[The data — start]

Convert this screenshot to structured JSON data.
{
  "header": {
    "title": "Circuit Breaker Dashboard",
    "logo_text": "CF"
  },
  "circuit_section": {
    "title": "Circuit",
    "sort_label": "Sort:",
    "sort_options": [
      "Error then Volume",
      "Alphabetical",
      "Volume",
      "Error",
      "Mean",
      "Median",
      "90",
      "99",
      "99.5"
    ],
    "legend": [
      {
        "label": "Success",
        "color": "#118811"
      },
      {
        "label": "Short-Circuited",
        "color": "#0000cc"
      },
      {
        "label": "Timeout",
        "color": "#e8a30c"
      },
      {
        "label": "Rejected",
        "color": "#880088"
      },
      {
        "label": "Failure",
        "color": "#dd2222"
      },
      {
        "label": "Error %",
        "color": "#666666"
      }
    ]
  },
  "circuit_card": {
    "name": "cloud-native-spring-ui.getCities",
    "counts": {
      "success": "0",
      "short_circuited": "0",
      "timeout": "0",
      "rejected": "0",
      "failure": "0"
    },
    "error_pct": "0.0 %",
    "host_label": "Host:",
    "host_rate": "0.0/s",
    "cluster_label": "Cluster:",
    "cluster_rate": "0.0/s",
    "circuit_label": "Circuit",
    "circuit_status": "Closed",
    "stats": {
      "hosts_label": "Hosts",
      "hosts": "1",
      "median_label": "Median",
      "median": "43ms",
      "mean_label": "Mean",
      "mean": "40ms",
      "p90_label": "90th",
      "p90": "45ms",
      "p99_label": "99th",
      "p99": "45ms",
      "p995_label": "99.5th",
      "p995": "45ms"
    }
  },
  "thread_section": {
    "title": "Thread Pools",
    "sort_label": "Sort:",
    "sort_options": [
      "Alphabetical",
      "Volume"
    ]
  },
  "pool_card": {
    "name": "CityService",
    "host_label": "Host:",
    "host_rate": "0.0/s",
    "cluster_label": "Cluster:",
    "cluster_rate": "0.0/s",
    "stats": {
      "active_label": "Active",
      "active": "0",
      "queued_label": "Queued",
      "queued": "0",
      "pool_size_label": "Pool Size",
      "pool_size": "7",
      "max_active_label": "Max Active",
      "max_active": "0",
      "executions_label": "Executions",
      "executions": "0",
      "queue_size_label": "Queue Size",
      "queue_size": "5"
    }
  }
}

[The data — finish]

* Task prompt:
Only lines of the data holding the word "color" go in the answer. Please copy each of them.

* Answer to this task:
        "color": "#118811"
        "color": "#0000cc"
        "color": "#e8a30c"
        "color": "#880088"
        "color": "#dd2222"
        "color": "#666666"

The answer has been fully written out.